In English, many things are named after a particular country – but have you ever wondered what those things are called in those countries?
1¡ay! literarywe had hopes, but, alas, they came to nothing — teníamos esperanzas pero, ¡ay!, se vieron defraudadas literary
- we thought he might pass, but, alas, he didn't — pensábamos que quizás aprobara pero lamentablemente / muy a pesar nuestro no fue así
- Shopping, alas, is likely always to lag behind the entertainment industry.
- I caught my arms around a low wall that separated the two sections of the path, but alas!
- She became the most passionate wife that a man could hope that she might be, but alas.
- We looked in vain expecting the area to miraculously improve but alas, no such luck.
- Oh my god, I nearly pushed her out of the way to get at him, but alas, he only had eyes for her.
English has borrowed many of the following foreign expressions of parting, so you’ve probably encountered some of these ways to say goodbye in other languages.
Many words formed by the addition of the suffix –ster are now obsolete - which ones are due a resurgence?
As their breed names often attest, dogs are a truly international bunch.
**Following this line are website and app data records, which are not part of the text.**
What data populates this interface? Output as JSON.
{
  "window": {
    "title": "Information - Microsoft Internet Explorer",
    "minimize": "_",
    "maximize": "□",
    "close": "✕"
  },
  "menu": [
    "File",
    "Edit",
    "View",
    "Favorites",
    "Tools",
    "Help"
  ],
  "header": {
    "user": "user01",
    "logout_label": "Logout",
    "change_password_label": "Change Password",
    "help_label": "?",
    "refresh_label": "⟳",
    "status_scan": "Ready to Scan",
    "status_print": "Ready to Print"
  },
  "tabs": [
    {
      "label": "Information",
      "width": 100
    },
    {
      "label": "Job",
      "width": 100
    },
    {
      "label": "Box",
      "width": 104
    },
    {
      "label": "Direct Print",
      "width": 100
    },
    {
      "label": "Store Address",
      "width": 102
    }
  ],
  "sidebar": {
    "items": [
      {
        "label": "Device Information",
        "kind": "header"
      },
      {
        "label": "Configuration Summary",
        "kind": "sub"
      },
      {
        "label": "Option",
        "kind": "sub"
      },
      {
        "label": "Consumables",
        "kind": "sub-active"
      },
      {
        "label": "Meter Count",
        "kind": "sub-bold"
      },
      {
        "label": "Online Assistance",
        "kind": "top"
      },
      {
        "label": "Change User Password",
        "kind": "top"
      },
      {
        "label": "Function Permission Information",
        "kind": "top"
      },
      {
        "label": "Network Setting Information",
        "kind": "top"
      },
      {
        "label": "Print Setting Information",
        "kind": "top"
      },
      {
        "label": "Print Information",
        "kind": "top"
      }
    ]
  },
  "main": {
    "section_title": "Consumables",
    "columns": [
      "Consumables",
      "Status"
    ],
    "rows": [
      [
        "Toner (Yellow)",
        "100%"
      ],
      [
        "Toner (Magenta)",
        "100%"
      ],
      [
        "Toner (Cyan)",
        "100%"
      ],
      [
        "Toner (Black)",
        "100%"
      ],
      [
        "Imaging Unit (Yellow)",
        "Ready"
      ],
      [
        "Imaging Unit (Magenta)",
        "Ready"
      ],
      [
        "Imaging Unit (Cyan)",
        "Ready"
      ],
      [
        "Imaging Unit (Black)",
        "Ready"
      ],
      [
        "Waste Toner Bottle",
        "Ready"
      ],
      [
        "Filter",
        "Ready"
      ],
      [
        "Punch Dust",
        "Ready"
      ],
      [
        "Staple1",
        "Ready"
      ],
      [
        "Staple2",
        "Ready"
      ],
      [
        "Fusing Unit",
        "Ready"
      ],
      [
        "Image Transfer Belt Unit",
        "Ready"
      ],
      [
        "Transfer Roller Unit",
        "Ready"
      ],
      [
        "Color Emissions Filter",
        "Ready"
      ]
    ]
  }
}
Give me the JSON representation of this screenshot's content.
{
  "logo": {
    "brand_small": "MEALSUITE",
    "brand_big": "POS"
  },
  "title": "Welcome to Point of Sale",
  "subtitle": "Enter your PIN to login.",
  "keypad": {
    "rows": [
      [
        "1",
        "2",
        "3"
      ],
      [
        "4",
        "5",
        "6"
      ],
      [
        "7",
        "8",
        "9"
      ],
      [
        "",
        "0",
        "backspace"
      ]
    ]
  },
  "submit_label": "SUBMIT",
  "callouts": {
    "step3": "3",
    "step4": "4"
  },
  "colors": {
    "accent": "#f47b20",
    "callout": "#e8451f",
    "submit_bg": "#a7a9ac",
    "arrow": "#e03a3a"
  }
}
Let’s take a look at 12 different dog breed names and their backstories.